I love these when they bloom, but they're looking increasingly ratty, with old seedpods and occasional dead leaves. What's the best way to keep them tidy, other than just clip out the dead stuff stem by stem? There's gotta be a better way!
Hello! I live just a few miles south of you in Pasadena. And I know exactly what you mean about fortnight lilies (Dietes vegeta, sometimes still aka Moraea iridioides). The old seed pods are unsightly when they split open, and the dead and dying leaves cling to their clumps in desperation -- you tug and tug -- nuthin'. Getting them out of there ain't easy.
What was recommended to me took some bravery the first time I did it, but it's worked out. And you don't have to do it all that often. I dug up the humongous clump, separated it into smaller fans, and cleaned them up. Much easier out of the ground. Then I planted them back where they were, fans reasonably close together.
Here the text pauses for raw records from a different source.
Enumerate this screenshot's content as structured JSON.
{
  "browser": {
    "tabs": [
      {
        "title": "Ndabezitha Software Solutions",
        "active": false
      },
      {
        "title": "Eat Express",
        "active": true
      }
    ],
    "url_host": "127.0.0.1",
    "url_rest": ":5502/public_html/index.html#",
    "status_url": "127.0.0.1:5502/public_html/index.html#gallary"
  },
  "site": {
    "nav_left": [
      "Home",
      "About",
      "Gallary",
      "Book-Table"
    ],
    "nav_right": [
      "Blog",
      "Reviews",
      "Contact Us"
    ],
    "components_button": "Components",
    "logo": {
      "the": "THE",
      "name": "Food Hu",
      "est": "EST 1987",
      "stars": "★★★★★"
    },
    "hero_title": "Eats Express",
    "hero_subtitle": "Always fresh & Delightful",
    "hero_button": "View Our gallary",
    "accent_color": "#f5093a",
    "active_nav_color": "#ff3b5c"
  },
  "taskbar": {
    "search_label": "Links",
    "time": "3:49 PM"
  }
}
I was told not to cut green bloom stalks back to the base, just to snap or clip off the dead part at the top. New buds did indeed form. Now when the pods turn green, I snap 'em off as I go through the garden. Much easier.
Hope this helps,
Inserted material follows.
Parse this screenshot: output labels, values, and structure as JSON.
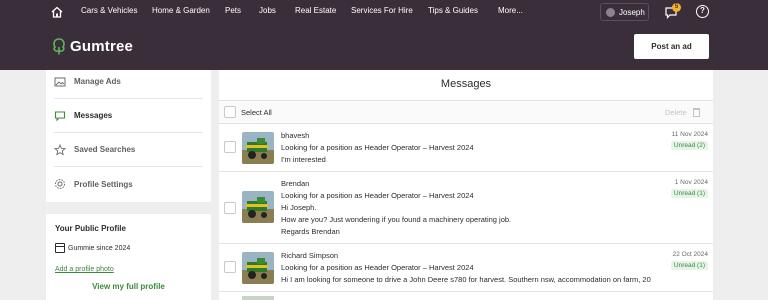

I had to look up what a fortnight lily was...being in zone 6, we don't see them here. They are a beautiful flower. The image I found searching showed the plant in a container with coleus. I wonder if I could bring the container in the attached garage for the winter to preserve the lily. I can do that with agapanthus.
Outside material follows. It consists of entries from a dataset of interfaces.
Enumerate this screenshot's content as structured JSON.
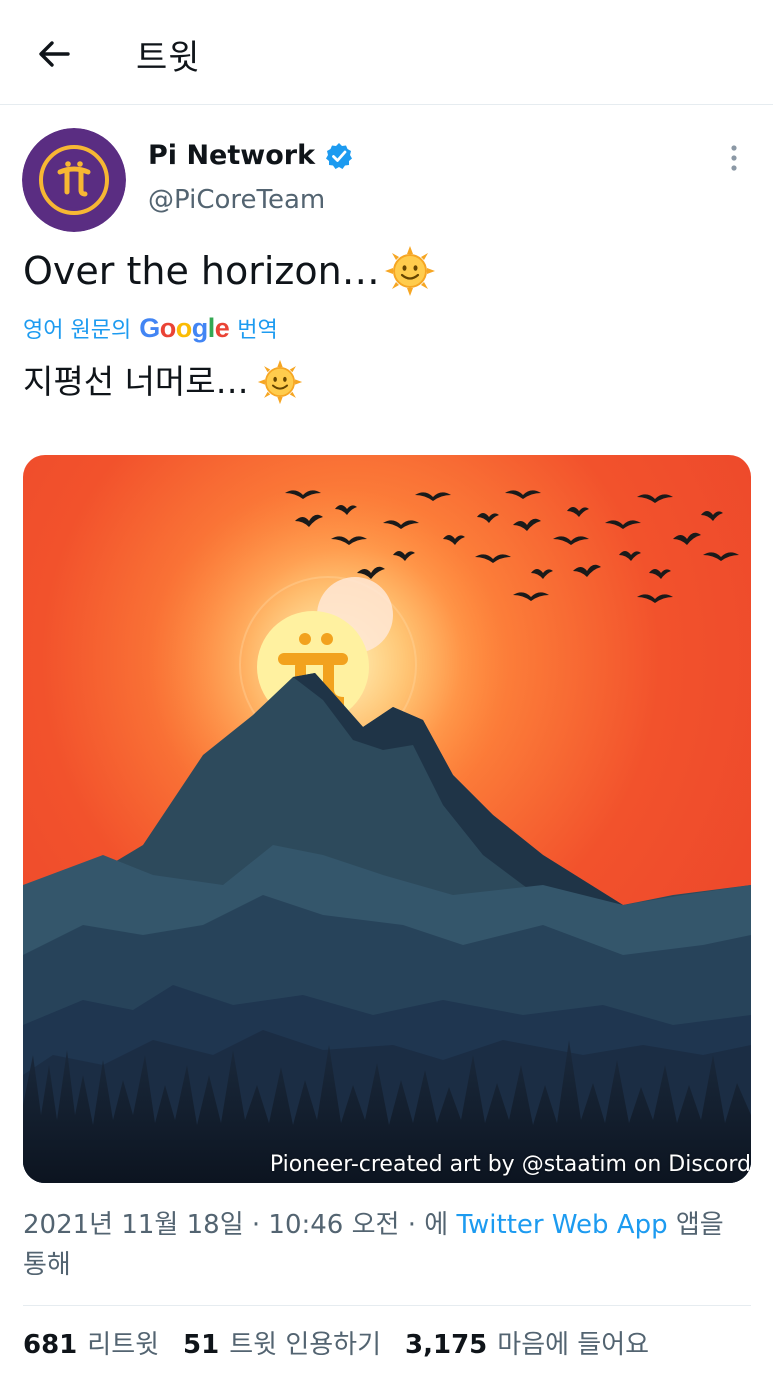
{
  "header": {
    "title": "트윗"
  },
  "tweet": {
    "author_name": "Pi Network",
    "author_handle": "@PiCoreTeam",
    "text": "Over the horizon…",
    "translate": {
      "prefix": "영어 원문의",
      "google": "Google",
      "suffix": "번역"
    },
    "translated_text": "지평선 너머로…",
    "media_caption": "Pioneer-created art by @staatim on Discord",
    "timestamp": "2021년 11월 18일 · 10:46 오전 · 에",
    "source": "Twitter Web App",
    "timestamp_suffix": "앱을 통해"
  },
  "stats": {
    "retweets_count": "681",
    "retweets_label": "리트윗",
    "quotes_count": "51",
    "quotes_label": "트윗 인용하기",
    "likes_count": "3,175",
    "likes_label": "마음에 들어요"
  },
  "colors": {
    "accent": "#1d9bf0",
    "verified": "#1d9bf0",
    "avatar_bg": "#5a2d82",
    "avatar_ring": "#f7b733"
  },
  "icons": {
    "back": "arrow-left-icon",
    "verified": "verified-badge-icon",
    "more": "more-vertical-icon",
    "sun": "sun-with-face-emoji"
  }
}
I wish there was a better way. I plant them tiny and dig them out and throw them away when they get large. My dad left his to get huge, and he had to hire tree trimmers to come in with a stump grinder to get them out. Some people cut them off about 8 inches above the ground straight across, and wait for new foliage to grow in.
As Kay noted, leave the flowering stalks intact and just cut off the green seed pods before they go to seed. The stalks can produce flowers for two years, I'm told.
Bev, these are pretty tough plants. I'd try it if I was in your position.
Indeed, Bev -- what Renee said. In theory, agapanthus are at least as tender as dietes. If you've been able to winter them over in a garage, you should be successful with fortnight lilies.
When you say winter over in a garage - is that in an unheated garage with minimum water and no light, or in a cold, bright place? I'm in Tehachapi - and we get winter temps sometimes through May !